    BY political shenanigans, It is morphing into another retirement scheme to be tucked away into general revenue never to be seen again. Why trust Governments?
    MICK
    23rd May 2018
    2:01pm
    There are two things which super did.
    The first is it allowed rich income earners to tuck away a hug pile of money whilst avoiding paying the correct rate of income tax. The feeding frenzy was allowed to go on for decades. Just like the Bottom of the Harbour fraudulent scheme was also allowed to run for many years. Same as the fraudulent Offshore Tax Havens are now being allowed to run and the loopholes NOT closed.
    The second is it forced people into compulsory saving for retirement and at the same time the government keeps cutting back on pension entitlements by putting hurdle after hurdle there to prevent retirees from accessing their right to a pension.

    Last thing to consider is what you said maelcolium, they want to get at the superannuation savings of Australians and will eventually roll this into consolidated revenue....and then go on an almighty wasteful spending spree the likes of which none of us has ever seen.
    Trust governments? They are the enemy and the current one is the devil in a suit.

    23rd May 2018
    1:52pm
    Industry superfunds promoting their self interest again
    Agree with Not a Bludger
    Union ploy to scam more off employees and taxpayers
    MICK
    23rd May 2018
    2:03pm
    Put up or shut up.
    List the TOP 3 industry and then retail funds and compare returns. You won't. You can't. Because you are a troll spewing out government propaganda.
    I AGAIN ask you to prove your lies!!!!!!
    Anonymous
    23rd May 2018
    3:54pm
    Mick - why do you get so riled up and abusive when anyone exposes the unions interest in super funds and how they enrich themselves from it.
    Now they want more money sucked into the funds to be used and abused by union fat cats
    If labor comes into power Shorten will do whatever his union masters command
    Not a Bludger
    23rd May 2018
    2:35pm
    Mick - You are so-oo boring.
    It is not a matter of which fund is a decimal point or two up or down on another.
    It is entirely a matter of who controls these very large sums of money - and for industry funds it is union thug bosses who also pay themselves handsome directors fees.
    Talk about conflict of interest let alone trust.
    Trust and union boss are impossible to put in the same sentence.

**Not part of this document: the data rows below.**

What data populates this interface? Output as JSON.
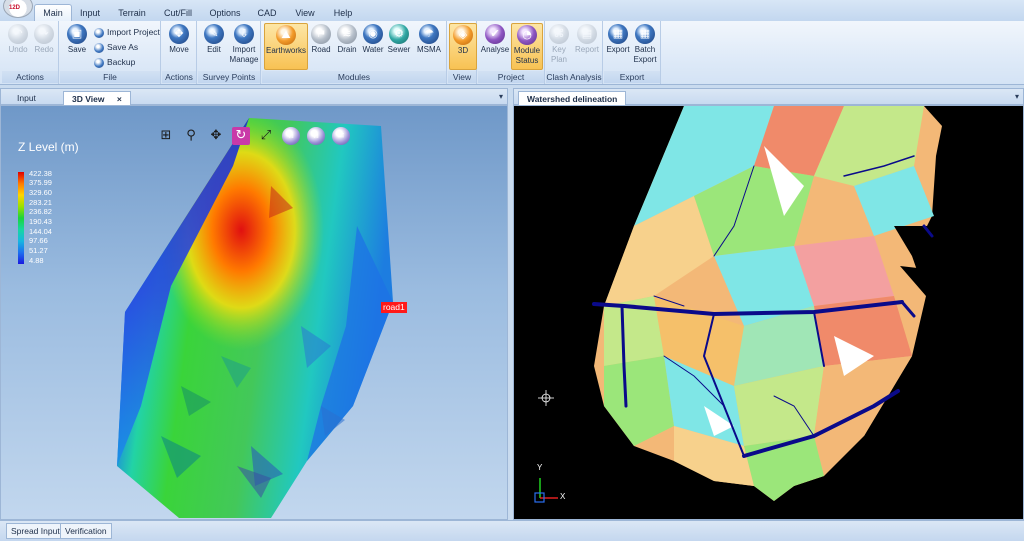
{
  "app": {
    "logo_text": "12D"
  },
  "ribbon_tabs": [
    "Main",
    "Input",
    "Terrain",
    "Cut/Fill",
    "Options",
    "CAD",
    "View",
    "Help"
  ],
  "groups": {
    "actions1": {
      "label": "Actions",
      "undo": "Undo",
      "redo": "Redo"
    },
    "file": {
      "label": "File",
      "save": "Save",
      "import_project": "Import Project",
      "save_as": "Save As",
      "backup": "Backup"
    },
    "actions2": {
      "label": "Actions",
      "move": "Move"
    },
    "survey": {
      "label": "Survey Points",
      "edit": "Edit",
      "import_line1": "Import",
      "import_line2": "Manage"
    },
    "modules": {
      "label": "Modules",
      "earthworks": "Earthworks",
      "road": "Road",
      "drain": "Drain",
      "water": "Water",
      "sewer": "Sewer",
      "msma": "MSMA"
    },
    "view": {
      "label": "View",
      "threed": "3D"
    },
    "project": {
      "label": "Project",
      "analyse": "Analyse",
      "module_line1": "Module",
      "module_line2": "Status"
    },
    "clash": {
      "label": "Clash Analysis",
      "key_line1": "Key",
      "key_line2": "Plan",
      "report": "Report"
    },
    "export": {
      "label": "Export",
      "export": "Export",
      "batch_line1": "Batch",
      "batch_line2": "Export"
    }
  },
  "left_pane": {
    "tabs": [
      "Input",
      "3D View"
    ],
    "close_glyph": "×",
    "menu_glyph": "▾",
    "legend": {
      "title": "Z Level (m)",
      "values": [
        "422.38",
        "375.99",
        "329.60",
        "283.21",
        "236.82",
        "190.43",
        "144.04",
        "97.66",
        "51.27",
        "4.88"
      ]
    },
    "road_label": "road1",
    "toolbar_icons": [
      "zoom-window-icon",
      "zoom-icon",
      "pan-icon",
      "rotate-icon",
      "fit-icon",
      "section-icon-1",
      "section-icon-2",
      "layer-icon"
    ]
  },
  "right_pane": {
    "tabs": [
      "Watershed delineation"
    ],
    "menu_glyph": "▾",
    "axis_y": "Y",
    "axis_x": "X"
  },
  "bottom_tabs": [
    "Spread Input",
    "Verification"
  ],
  "colors": {
    "ribbon_active": "#f8c253",
    "road_label": "#ff1a1a"
  }
}
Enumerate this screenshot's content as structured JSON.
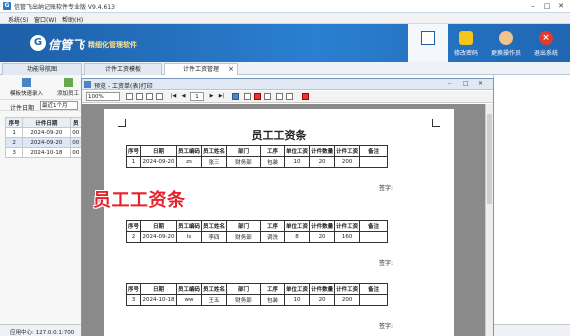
{
  "app": {
    "title": "信管飞出纳记账软件专业版 V9.4.613",
    "icon": "G"
  },
  "menu": [
    "系统(S)",
    "窗口(W)",
    "帮助(H)"
  ],
  "banner": {
    "brand": "信管飞",
    "tagline": "精细化管理软件",
    "buttons": [
      {
        "label": "",
        "icon": "list-icon"
      },
      {
        "label": "修改密码",
        "icon": "lock-icon"
      },
      {
        "label": "更换操作员",
        "icon": "user-icon"
      },
      {
        "label": "退出系统",
        "icon": "exit-icon"
      }
    ]
  },
  "tabs": [
    "功能导航图",
    "计件工资模板",
    "计件工资管理"
  ],
  "left": {
    "btn1": "模板快速录入",
    "btn2": "添加员工",
    "filter_label": "计件日期",
    "filter_value": "最近1个月",
    "headers": [
      "序号",
      "计件日期",
      "员"
    ],
    "rows": [
      [
        "1",
        "2024-09-20",
        "00"
      ],
      [
        "2",
        "2024-09-20",
        "00"
      ],
      [
        "3",
        "2024-10-18",
        "00"
      ]
    ]
  },
  "status": "应用中心: 127.0.0.1:700",
  "preview": {
    "title": "预览 - 工资单(表)打印",
    "zoom": "100%",
    "page": "1"
  },
  "report": {
    "title": "员工工资条",
    "headers": [
      "序号",
      "日期",
      "员工编码",
      "员工姓名",
      "部门",
      "工序",
      "单位工资",
      "计件数量",
      "计件工资",
      "备注"
    ],
    "sign_label": "签字:",
    "rows": [
      [
        "1",
        "2024-09-20",
        "zs",
        "张三",
        "财务部",
        "包装",
        "10",
        "20",
        "200",
        ""
      ],
      [
        "2",
        "2024-09-20",
        "ls",
        "李四",
        "财务部",
        "调洗",
        "8",
        "20",
        "160",
        ""
      ],
      [
        "3",
        "2024-10-18",
        "ww",
        "王五",
        "财务部",
        "包装",
        "10",
        "20",
        "200",
        ""
      ]
    ]
  },
  "overlay_caption": "员工工资条",
  "colors": {
    "banner": "#2b7fd0",
    "accent_red": "#e8222c"
  }
}
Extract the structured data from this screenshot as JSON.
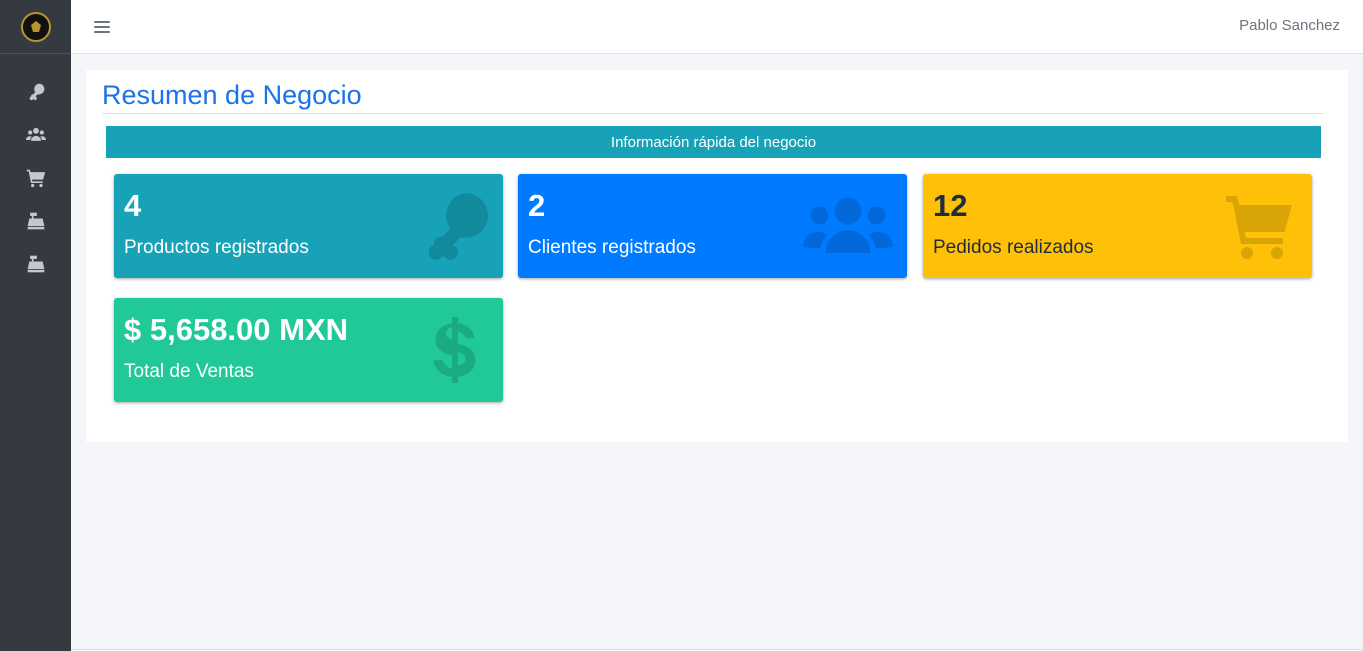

    And, Mick - do you really have to respond to every post - surely you must have some work to do do in that union/pollie’s office of yours.
    ozrog
    23rd May 2018
    4:31pm
    The biggest threat to superannuation is companies not meeting their obligation to pay into employees super then going into bankruptcy. Liquidators freezing super and employees losing years of super.
    Florgan
    23rd May 2018
    8:10pm
    Definitely abolish the $450 threshold
    Every cent you earn should have 10% super paid on it ,
    no more,
    the country can’t afford it.
    Penalties need to increase for employers who don’t pay super to their employees every 1/4.